EXERCISE REQUIREMENTS ▸
For every record below, repeat the text exactly and pass over any image.

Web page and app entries
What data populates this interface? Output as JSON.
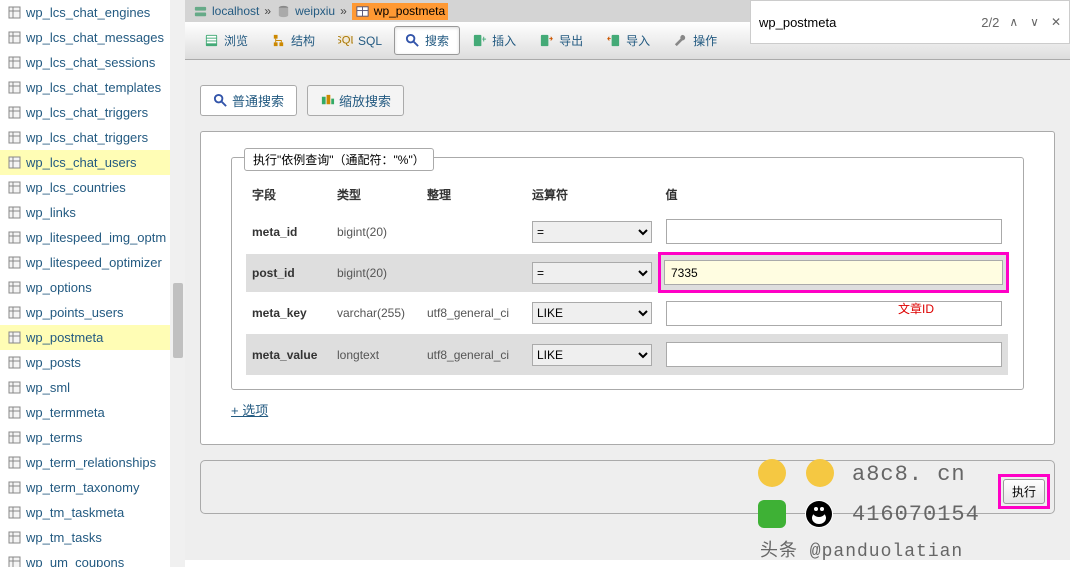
{
  "find": {
    "query": "wp_postmeta",
    "count": "2/2",
    "up_glyph": "∧",
    "down_glyph": "∨",
    "close_glyph": "✕"
  },
  "breadcrumb": {
    "server": "localhost",
    "database": "weipxiu",
    "table": "wp_postmeta",
    "sep": "»"
  },
  "sidebar": {
    "items": [
      {
        "label": "wp_lcs_chat_engines",
        "selected": false
      },
      {
        "label": "wp_lcs_chat_messages",
        "selected": false
      },
      {
        "label": "wp_lcs_chat_sessions",
        "selected": false
      },
      {
        "label": "wp_lcs_chat_templates",
        "selected": false
      },
      {
        "label": "wp_lcs_chat_triggers",
        "selected": false
      },
      {
        "label": "wp_lcs_chat_triggers",
        "selected": false
      },
      {
        "label": "wp_lcs_chat_users",
        "selected": true
      },
      {
        "label": "wp_lcs_countries",
        "selected": false
      },
      {
        "label": "wp_links",
        "selected": false
      },
      {
        "label": "wp_litespeed_img_optm",
        "selected": false
      },
      {
        "label": "wp_litespeed_optimizer",
        "selected": false
      },
      {
        "label": "wp_options",
        "selected": false
      },
      {
        "label": "wp_points_users",
        "selected": false
      },
      {
        "label": "wp_postmeta",
        "selected": true
      },
      {
        "label": "wp_posts",
        "selected": false
      },
      {
        "label": "wp_sml",
        "selected": false
      },
      {
        "label": "wp_termmeta",
        "selected": false
      },
      {
        "label": "wp_terms",
        "selected": false
      },
      {
        "label": "wp_term_relationships",
        "selected": false
      },
      {
        "label": "wp_term_taxonomy",
        "selected": false
      },
      {
        "label": "wp_tm_taskmeta",
        "selected": false
      },
      {
        "label": "wp_tm_tasks",
        "selected": false
      },
      {
        "label": "wp_um_coupons",
        "selected": false
      }
    ]
  },
  "toolbar": {
    "browse": "浏览",
    "structure": "结构",
    "sql": "SQL",
    "search": "搜索",
    "insert": "插入",
    "export": "导出",
    "import": "导入",
    "operations": "操作"
  },
  "searchTabs": {
    "normal": "普通搜索",
    "zoom": "缩放搜索"
  },
  "fieldset": {
    "legend": "执行\"依例查询\"（通配符：\"%\"）"
  },
  "columns": {
    "field": "字段",
    "type": "类型",
    "collation": "整理",
    "operator": "运算符",
    "value": "值"
  },
  "hints": {
    "post_id": "文章ID"
  },
  "rows": [
    {
      "field": "meta_id",
      "type": "bigint(20)",
      "collation": "",
      "operator": "=",
      "value": "",
      "striped": false,
      "highlighted": false
    },
    {
      "field": "post_id",
      "type": "bigint(20)",
      "collation": "",
      "operator": "=",
      "value": "7335",
      "striped": true,
      "highlighted": true
    },
    {
      "field": "meta_key",
      "type": "varchar(255)",
      "collation": "utf8_general_ci",
      "operator": "LIKE",
      "value": "",
      "striped": false,
      "highlighted": false
    },
    {
      "field": "meta_value",
      "type": "longtext",
      "collation": "utf8_general_ci",
      "operator": "LIKE",
      "value": "",
      "striped": true,
      "highlighted": false
    }
  ],
  "optionsLink": "+ 选项",
  "execButton": "执行",
  "watermarks": {
    "url": "a8c8. cn",
    "qq": "416070154",
    "toutiao": "头条 @panduolatian"
  }
}
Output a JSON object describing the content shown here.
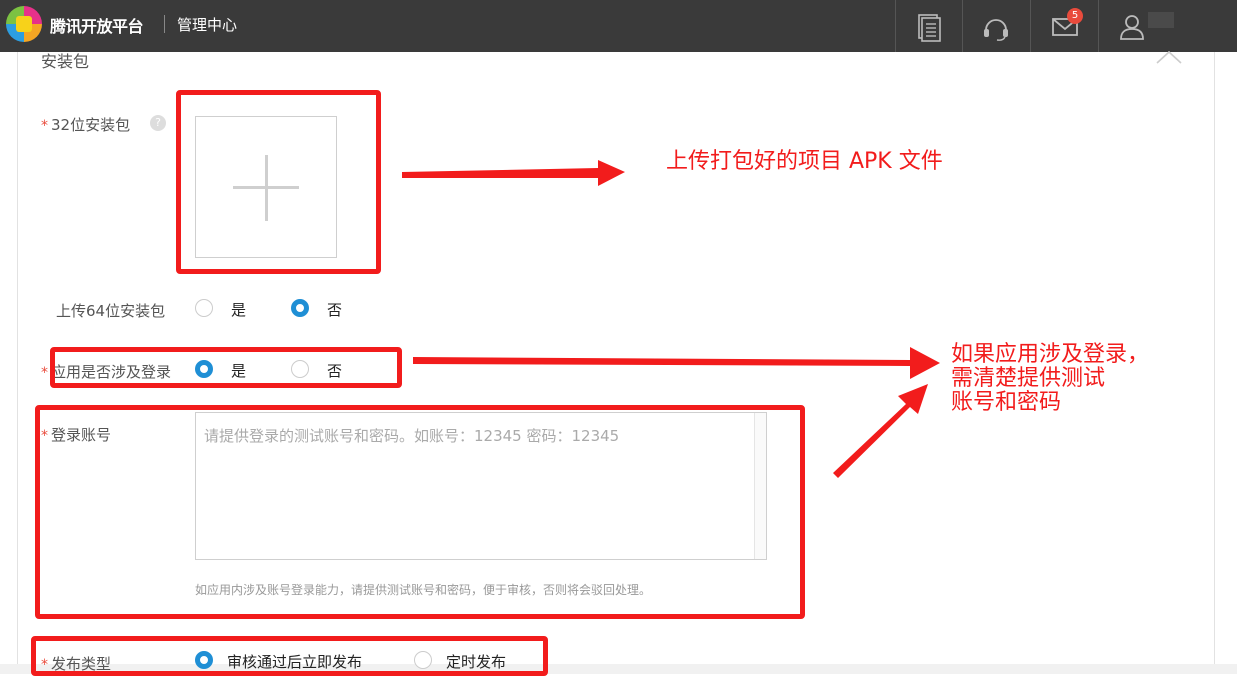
{
  "header": {
    "brand": "腾讯开放平台",
    "subtitle": "管理中心",
    "mail_badge": "5",
    "icons": [
      "docs-icon",
      "support-headset-icon",
      "mail-icon",
      "user-icon"
    ]
  },
  "section": {
    "title": "安装包"
  },
  "form": {
    "package32": {
      "required": "*",
      "label": "32位安装包",
      "help": "?"
    },
    "upload64": {
      "label": "上传64位安装包",
      "options": [
        "是",
        "否"
      ],
      "selected": "否"
    },
    "login": {
      "required": "*",
      "label": "应用是否涉及登录",
      "options": [
        "是",
        "否"
      ],
      "selected": "是"
    },
    "account": {
      "required": "*",
      "label": "登录账号",
      "placeholder": "请提供登录的测试账号和密码。如账号：12345 密码：12345",
      "hint": "如应用内涉及账号登录能力，请提供测试账号和密码，便于审核，否则将会驳回处理。"
    },
    "publish": {
      "required": "*",
      "label": "发布类型",
      "options": [
        "审核通过后立即发布",
        "定时发布"
      ],
      "selected": "审核通过后立即发布"
    }
  },
  "annotations": {
    "upload_note": "上传打包好的项目 APK 文件",
    "login_note": [
      "如果应用涉及登录，",
      "需清楚提供测试",
      "账号和密码"
    ],
    "color": "#f21c1c"
  },
  "colors": {
    "topbar": "#3a3a3a",
    "accent": "#1f8fd5",
    "required": "#e94b3c"
  }
}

SOLUTION FOR THIS TASK ▸
What data populates this interface? Output as JSON.
{
  "find": {
    "query": "wp_postmeta",
    "count": "2/2",
    "up_glyph": "∧",
    "down_glyph": "∨",
    "close_glyph": "✕"
  },
  "breadcrumb": {
    "server": "localhost",
    "database": "weipxiu",
    "table": "wp_postmeta",
    "sep": "»"
  },
  "sidebar": {
    "items": [
      {
        "label": "wp_lcs_chat_engines",
        "selected": false
      },
      {
        "label": "wp_lcs_chat_messages",
        "selected": false
      },
      {
        "label": "wp_lcs_chat_sessions",
        "selected": false
      },
      {
        "label": "wp_lcs_chat_templates",
        "selected": false
      },
      {
        "label": "wp_lcs_chat_triggers",
        "selected": false
      },
      {
        "label": "wp_lcs_chat_triggers",
        "selected": false
      },
      {
        "label": "wp_lcs_chat_users",
        "selected": true
      },
      {
        "label": "wp_lcs_countries",
        "selected": false
      },
      {
        "label": "wp_links",
        "selected": false
      },
      {
        "label": "wp_litespeed_img_optm",
        "selected": false
      },
      {
        "label": "wp_litespeed_optimizer",
        "selected": false
      },
      {
        "label": "wp_options",
        "selected": false
      },
      {
        "label": "wp_points_users",
        "selected": false
      },
      {
        "label": "wp_postmeta",
        "selected": true
      },
      {
        "label": "wp_posts",
        "selected": false
      },
      {
        "label": "wp_sml",
        "selected": false
      },
      {
        "label": "wp_termmeta",
        "selected": false
      },
      {
        "label": "wp_terms",
        "selected": false
      },
      {
        "label": "wp_term_relationships",
        "selected": false
      },
      {
        "label": "wp_term_taxonomy",
        "selected": false
      },
      {
        "label": "wp_tm_taskmeta",
        "selected": false
      },
      {
        "label": "wp_tm_tasks",
        "selected": false
      },
      {
        "label": "wp_um_coupons",
        "selected": false
      }
    ]
  },
  "toolbar": {
    "browse": "浏览",
    "structure": "结构",
    "sql": "SQL",
    "search": "搜索",
    "insert": "插入",
    "export": "导出",
    "import": "导入",
    "operations": "操作"
  },
  "searchTabs": {
    "normal": "普通搜索",
    "zoom": "缩放搜索"
  },
  "fieldset": {
    "legend": "执行\"依例查询\"（通配符：\"%\"）"
  },
  "columns": {
    "field": "字段",
    "type": "类型",
    "collation": "整理",
    "operator": "运算符",
    "value": "值"
  },
  "hints": {
    "post_id": "文章ID"
  },
  "rows": [
    {
      "field": "meta_id",
      "type": "bigint(20)",
      "collation": "",
      "operator": "=",
      "value": "",
      "striped": false,
      "highlighted": false
    },
    {
      "field": "post_id",
      "type": "bigint(20)",
      "collation": "",
      "operator": "=",
      "value": "7335",
      "striped": true,
      "highlighted": true
    },
    {
      "field": "meta_key",
      "type": "varchar(255)",
      "collation": "utf8_general_ci",
      "operator": "LIKE",
      "value": "",
      "striped": false,
      "highlighted": false
    },
    {
      "field": "meta_value",
      "type": "longtext",
      "collation": "utf8_general_ci",
      "operator": "LIKE",
      "value": "",
      "striped": true,
      "highlighted": false
    }
  ],
  "optionsLink": "+ 选项",
  "execButton": "执行",
  "watermarks": {
    "url": "a8c8. cn",
    "qq": "416070154",
    "toutiao": "头条 @panduolatian"
  }
}
Output a JSON object describing the content shown here.
{
  "header": {
    "brand": "腾讯开放平台",
    "subtitle": "管理中心",
    "mail_badge": "5",
    "icons": [
      "docs-icon",
      "support-headset-icon",
      "mail-icon",
      "user-icon"
    ]
  },
  "section": {
    "title": "安装包"
  },
  "form": {
    "package32": {
      "required": "*",
      "label": "32位安装包",
      "help": "?"
    },
    "upload64": {
      "label": "上传64位安装包",
      "options": [
        "是",
        "否"
      ],
      "selected": "否"
    },
    "login": {
      "required": "*",
      "label": "应用是否涉及登录",
      "options": [
        "是",
        "否"
      ],
      "selected": "是"
    },
    "account": {
      "required": "*",
      "label": "登录账号",
      "placeholder": "请提供登录的测试账号和密码。如账号：12345 密码：12345",
      "hint": "如应用内涉及账号登录能力，请提供测试账号和密码，便于审核，否则将会驳回处理。"
    },
    "publish": {
      "required": "*",
      "label": "发布类型",
      "options": [
        "审核通过后立即发布",
        "定时发布"
      ],
      "selected": "审核通过后立即发布"
    }
  },
  "annotations": {
    "upload_note": "上传打包好的项目 APK 文件",
    "login_note": [
      "如果应用涉及登录，",
      "需清楚提供测试",
      "账号和密码"
    ],
    "color": "#f21c1c"
  },
  "colors": {
    "topbar": "#3a3a3a",
    "accent": "#1f8fd5",
    "required": "#e94b3c"
  }
}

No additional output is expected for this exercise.